University to develop new mental health support for postgrad students
The University of Manchester has been awarded £150,000 to develop new ways of supporting the wellbeing and mental health of postgraduate research students.
The funding, from the Higher Education Council for England (HEFCE), will allow the University to improve targeted wellbeing and mental health services to postgraduate research students and, where needed, access to specialised NHS services.
The University of Manchester has almost 4,000 postgraduate research (PGR) students, with over a third of these coming from outside the EU. Because of the different ways in which these students interact with the University and the particular pressures they may come under, the new project will seek to develop more specific policies and services.
These will include: developing a new monthly wellbeing check which will be completed by students and supervisors, and working with the existing PGR Representatives’ Network. There will also be resources, such as mindfulness tools which will be developed with outside specialists and made available to students and staff.
The project will employ two full-time members of staff – one in the Students’ Union and one in the University’s Graduate Education Team.
There will also be extensive consultation and regular meetings with students themselves. Aleksandra Besevic, a member of the PGR Representatives’ Network who is studying consumer behaviour in sustainable fashion, said: “I’m very happy that the University has secured the funding to improve postgraduate wellbeing. I have been working on student wellbeing in the Faculty of Science and Engineering which has made a difference to the community and bringing students together.
“Wellbeing is often overlooked by the students themselves, so it is important to have activities arranged by students for students. I hope this will improve postgraduate wellbeing across the whole University and foster a balanced working environment.”
Wellbeing is often overlooked by the students themselves, so it is important to have activities arranged by students for students. I hope this will improve postgraduate wellbeing across the whole University and foster a balanced working environment
The money for this project has come from HEFCE’s Catalyst Fund which provides targeted investment in activities led by universities and colleges. The fund supports a range of student and sector priorities, including innovation in higher education, efficiency and effectiveness, and student interest issues.
The University has already been successful in achieving Catalyst funding for projects around improving support for BAME students and those from low socio-economic groups and another to tackle harassment and hate crime.
In this round 17 awards were made in total across the sector and Manchester was one of only four institutions to receive the maximum allocation of £150,000.
Professor Matthew Lambon Ralph, Associate Vice-President (Research) and Director of the Manchester Doctoral College, said: “The health and wellbeing of our students is something where the University, working with partners, has been highly innovative. This particular piece of funding will allow us to thoroughly scope out the needs of this group of students and put measures in place which are tailored to their particular needs.”
The project team will include University staff with expertise in wellbeing and mental health, working in partnership with selected external partners from: the Greater Manchester Mental Health NHS Foundation Trust, Vitae, MIND, BluSCI, Six Degrees, Student Minds and the Institute of Employment Studies.

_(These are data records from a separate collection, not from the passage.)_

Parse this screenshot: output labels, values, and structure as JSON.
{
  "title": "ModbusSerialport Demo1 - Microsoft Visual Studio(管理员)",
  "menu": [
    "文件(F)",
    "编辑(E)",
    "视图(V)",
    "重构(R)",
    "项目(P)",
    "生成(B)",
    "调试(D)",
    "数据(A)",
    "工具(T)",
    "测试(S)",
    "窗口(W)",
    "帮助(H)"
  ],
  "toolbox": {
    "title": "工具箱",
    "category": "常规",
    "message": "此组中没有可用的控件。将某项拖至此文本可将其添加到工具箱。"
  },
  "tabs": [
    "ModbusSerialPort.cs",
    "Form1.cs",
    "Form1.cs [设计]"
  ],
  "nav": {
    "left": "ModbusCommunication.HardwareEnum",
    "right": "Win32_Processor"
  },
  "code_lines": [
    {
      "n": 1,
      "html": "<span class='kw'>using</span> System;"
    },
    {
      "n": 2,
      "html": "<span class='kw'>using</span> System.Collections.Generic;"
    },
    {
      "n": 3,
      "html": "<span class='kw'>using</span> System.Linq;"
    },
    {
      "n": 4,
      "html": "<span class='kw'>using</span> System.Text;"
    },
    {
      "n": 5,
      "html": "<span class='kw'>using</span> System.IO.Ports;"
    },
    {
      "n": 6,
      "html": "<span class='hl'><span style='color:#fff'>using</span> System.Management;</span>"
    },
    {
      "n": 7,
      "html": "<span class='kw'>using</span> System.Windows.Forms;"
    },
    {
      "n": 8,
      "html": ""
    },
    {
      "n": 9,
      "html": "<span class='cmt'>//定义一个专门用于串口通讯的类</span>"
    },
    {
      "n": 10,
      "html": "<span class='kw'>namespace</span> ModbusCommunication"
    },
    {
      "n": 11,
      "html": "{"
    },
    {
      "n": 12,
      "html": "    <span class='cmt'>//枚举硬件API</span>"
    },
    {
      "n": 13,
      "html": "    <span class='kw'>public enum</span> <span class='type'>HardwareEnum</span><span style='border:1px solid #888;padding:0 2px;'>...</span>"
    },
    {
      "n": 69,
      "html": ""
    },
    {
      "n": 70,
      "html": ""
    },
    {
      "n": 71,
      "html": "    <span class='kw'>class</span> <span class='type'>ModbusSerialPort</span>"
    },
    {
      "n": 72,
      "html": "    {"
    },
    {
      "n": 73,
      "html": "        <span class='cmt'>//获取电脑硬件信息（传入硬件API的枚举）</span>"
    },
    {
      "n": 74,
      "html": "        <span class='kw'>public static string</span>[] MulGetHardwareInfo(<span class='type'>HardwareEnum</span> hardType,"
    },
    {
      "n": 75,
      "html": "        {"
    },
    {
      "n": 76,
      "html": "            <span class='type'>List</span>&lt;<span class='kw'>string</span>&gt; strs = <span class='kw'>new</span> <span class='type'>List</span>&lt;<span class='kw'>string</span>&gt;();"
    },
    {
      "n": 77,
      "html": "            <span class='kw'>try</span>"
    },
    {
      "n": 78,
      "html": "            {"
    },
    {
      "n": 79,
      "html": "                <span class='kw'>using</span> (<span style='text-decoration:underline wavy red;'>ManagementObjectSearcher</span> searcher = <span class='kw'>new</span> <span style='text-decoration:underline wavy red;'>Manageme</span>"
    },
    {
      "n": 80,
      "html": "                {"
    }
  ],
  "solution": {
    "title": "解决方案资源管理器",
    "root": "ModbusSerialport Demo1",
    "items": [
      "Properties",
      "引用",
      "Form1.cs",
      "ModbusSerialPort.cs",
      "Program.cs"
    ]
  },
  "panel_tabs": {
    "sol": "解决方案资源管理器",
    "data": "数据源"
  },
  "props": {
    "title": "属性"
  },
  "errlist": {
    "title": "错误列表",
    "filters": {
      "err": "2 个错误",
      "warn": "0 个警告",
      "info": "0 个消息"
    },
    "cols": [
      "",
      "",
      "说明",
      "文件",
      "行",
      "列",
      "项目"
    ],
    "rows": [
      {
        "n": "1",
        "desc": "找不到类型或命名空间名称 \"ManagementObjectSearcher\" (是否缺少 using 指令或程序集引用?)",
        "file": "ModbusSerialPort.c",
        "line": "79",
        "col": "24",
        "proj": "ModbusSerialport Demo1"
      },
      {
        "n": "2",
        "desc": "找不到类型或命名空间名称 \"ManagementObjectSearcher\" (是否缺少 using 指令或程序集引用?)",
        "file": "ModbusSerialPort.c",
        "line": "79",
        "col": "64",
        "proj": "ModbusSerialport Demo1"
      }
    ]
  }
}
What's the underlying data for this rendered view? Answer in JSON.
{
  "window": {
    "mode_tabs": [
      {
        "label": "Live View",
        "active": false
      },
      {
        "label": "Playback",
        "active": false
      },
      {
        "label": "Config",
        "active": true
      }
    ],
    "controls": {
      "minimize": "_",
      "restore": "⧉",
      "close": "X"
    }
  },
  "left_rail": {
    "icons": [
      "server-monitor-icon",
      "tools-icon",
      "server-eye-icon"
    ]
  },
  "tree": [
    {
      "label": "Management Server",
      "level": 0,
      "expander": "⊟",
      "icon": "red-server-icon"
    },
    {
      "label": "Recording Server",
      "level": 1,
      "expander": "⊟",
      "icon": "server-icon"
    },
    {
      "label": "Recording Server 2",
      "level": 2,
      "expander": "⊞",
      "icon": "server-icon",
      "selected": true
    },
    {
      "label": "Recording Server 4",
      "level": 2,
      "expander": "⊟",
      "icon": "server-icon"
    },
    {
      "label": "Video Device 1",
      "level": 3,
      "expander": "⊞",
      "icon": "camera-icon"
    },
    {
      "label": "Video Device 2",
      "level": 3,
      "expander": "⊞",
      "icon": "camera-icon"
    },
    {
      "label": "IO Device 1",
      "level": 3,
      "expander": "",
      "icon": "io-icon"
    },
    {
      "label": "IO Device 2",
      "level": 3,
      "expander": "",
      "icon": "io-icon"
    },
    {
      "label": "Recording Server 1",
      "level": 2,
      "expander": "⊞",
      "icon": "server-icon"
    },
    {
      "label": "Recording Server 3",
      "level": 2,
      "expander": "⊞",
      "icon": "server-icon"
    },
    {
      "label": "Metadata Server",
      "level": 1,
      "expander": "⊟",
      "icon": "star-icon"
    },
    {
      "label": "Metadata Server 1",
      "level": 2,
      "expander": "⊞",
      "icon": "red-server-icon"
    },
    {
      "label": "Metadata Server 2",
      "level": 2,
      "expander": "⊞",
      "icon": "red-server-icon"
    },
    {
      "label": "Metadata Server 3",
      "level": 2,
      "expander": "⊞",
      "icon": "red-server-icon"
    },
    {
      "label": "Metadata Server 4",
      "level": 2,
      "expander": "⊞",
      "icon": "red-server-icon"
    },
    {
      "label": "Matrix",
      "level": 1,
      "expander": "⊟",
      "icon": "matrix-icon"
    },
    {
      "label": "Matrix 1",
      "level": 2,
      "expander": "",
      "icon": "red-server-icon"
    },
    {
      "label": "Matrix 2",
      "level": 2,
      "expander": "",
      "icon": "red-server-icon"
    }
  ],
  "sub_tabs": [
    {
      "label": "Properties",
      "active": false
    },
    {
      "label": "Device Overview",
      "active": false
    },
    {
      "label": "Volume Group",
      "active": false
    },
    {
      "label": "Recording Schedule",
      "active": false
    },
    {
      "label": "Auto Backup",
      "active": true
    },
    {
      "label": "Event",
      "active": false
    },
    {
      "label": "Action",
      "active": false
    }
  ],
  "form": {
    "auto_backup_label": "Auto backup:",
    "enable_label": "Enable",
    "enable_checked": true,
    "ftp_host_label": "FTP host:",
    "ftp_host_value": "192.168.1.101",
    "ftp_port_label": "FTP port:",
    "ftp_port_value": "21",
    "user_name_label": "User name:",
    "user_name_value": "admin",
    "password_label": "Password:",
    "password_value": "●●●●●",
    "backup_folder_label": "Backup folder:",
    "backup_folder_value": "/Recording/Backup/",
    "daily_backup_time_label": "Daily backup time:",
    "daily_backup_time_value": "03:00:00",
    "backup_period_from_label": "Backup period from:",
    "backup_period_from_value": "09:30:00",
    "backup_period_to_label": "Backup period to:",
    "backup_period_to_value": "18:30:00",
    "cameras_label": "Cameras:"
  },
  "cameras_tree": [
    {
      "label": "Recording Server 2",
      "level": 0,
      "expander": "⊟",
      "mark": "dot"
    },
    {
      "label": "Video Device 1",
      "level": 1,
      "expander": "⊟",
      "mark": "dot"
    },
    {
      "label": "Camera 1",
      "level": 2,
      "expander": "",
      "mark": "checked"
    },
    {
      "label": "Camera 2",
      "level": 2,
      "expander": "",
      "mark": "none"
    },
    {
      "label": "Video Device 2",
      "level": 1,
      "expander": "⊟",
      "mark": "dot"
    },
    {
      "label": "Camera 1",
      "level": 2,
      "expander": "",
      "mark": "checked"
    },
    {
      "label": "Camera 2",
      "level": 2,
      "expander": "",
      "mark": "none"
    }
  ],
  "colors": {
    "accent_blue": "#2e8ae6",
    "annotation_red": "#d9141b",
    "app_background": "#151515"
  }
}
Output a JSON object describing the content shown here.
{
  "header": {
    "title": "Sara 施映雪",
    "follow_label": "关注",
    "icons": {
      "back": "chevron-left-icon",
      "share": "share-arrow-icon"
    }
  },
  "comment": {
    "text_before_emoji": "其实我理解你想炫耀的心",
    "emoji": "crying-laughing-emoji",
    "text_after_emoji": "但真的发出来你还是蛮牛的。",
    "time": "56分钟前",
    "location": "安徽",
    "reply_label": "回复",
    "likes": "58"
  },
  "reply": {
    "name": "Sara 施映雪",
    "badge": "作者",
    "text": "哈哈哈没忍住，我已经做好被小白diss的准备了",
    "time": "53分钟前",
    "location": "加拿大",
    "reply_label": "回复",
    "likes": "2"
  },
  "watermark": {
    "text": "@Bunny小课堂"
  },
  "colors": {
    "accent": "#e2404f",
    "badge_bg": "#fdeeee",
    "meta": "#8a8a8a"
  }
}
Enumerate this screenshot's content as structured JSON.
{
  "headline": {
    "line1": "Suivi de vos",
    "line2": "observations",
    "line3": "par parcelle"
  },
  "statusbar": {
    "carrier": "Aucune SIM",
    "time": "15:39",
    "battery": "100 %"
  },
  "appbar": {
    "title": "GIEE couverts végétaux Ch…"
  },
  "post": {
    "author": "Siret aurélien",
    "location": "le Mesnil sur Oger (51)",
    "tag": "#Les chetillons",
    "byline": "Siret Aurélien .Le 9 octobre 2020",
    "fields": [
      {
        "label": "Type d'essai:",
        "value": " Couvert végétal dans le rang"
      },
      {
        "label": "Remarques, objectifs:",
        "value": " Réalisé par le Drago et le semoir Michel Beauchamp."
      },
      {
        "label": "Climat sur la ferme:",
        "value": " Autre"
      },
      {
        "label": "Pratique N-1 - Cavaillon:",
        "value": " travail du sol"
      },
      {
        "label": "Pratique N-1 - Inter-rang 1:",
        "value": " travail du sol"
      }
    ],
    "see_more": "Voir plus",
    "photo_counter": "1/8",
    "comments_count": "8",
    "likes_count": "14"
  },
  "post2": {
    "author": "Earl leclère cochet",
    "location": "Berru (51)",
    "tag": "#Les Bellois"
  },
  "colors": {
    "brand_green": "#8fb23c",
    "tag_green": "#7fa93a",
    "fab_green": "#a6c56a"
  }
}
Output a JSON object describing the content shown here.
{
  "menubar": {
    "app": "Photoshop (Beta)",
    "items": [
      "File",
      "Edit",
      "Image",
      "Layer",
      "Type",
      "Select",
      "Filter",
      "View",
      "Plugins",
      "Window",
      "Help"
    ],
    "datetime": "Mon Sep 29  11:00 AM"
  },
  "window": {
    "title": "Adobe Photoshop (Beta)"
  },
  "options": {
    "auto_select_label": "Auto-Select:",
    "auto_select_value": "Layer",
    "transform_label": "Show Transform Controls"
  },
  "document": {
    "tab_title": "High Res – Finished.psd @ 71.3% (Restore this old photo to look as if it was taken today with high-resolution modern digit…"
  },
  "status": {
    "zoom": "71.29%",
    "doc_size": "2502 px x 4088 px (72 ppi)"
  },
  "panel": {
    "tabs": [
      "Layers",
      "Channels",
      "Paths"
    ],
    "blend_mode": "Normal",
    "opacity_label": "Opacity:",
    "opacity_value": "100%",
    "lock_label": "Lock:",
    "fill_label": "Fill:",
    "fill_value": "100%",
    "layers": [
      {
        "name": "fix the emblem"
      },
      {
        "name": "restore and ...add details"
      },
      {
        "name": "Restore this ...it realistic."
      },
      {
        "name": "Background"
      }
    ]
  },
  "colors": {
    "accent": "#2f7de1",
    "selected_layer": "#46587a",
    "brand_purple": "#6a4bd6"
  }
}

The project is due to finish in early 2020 and results will be shared across the HE sector as new services are implemented.
Speaking about the latest round of funding, HEFCE Chief Executive, Professor Madeleine Atkins, said: “This programme to develop extra support for postgraduate research students is timely, and complements the resources HEFCE already provides to support student safeguarding and to address barriers to student success.
“We are delighted to support these innovative projects in the important area of mental health and wellbeing, and look forward to successful outcomes and the sharing of good practice for the benefit of all postgraduate research students.”
UPDATE: 18 April 2018
The University has also received £50,000 in funding for ‘Passivity, the Bystander and Religious Based Hate Crime’ a new project which will continue the work of the Speak Up Stand Up Active Bystander Imitative and bring people together to discuss, analyse and understand ‘the bystander’ in relation to religious based hate crime.
Alongside the Students’ Union, staff and students will come together to improve religious literacy among students and staff, including myth-busting, support the development of effective role models for students of different religions or beliefs and develop and sustain positive campus relations between different groups.
Eventually the project will support the production of a series of materials and events that will be used on an ongoing basis across campus.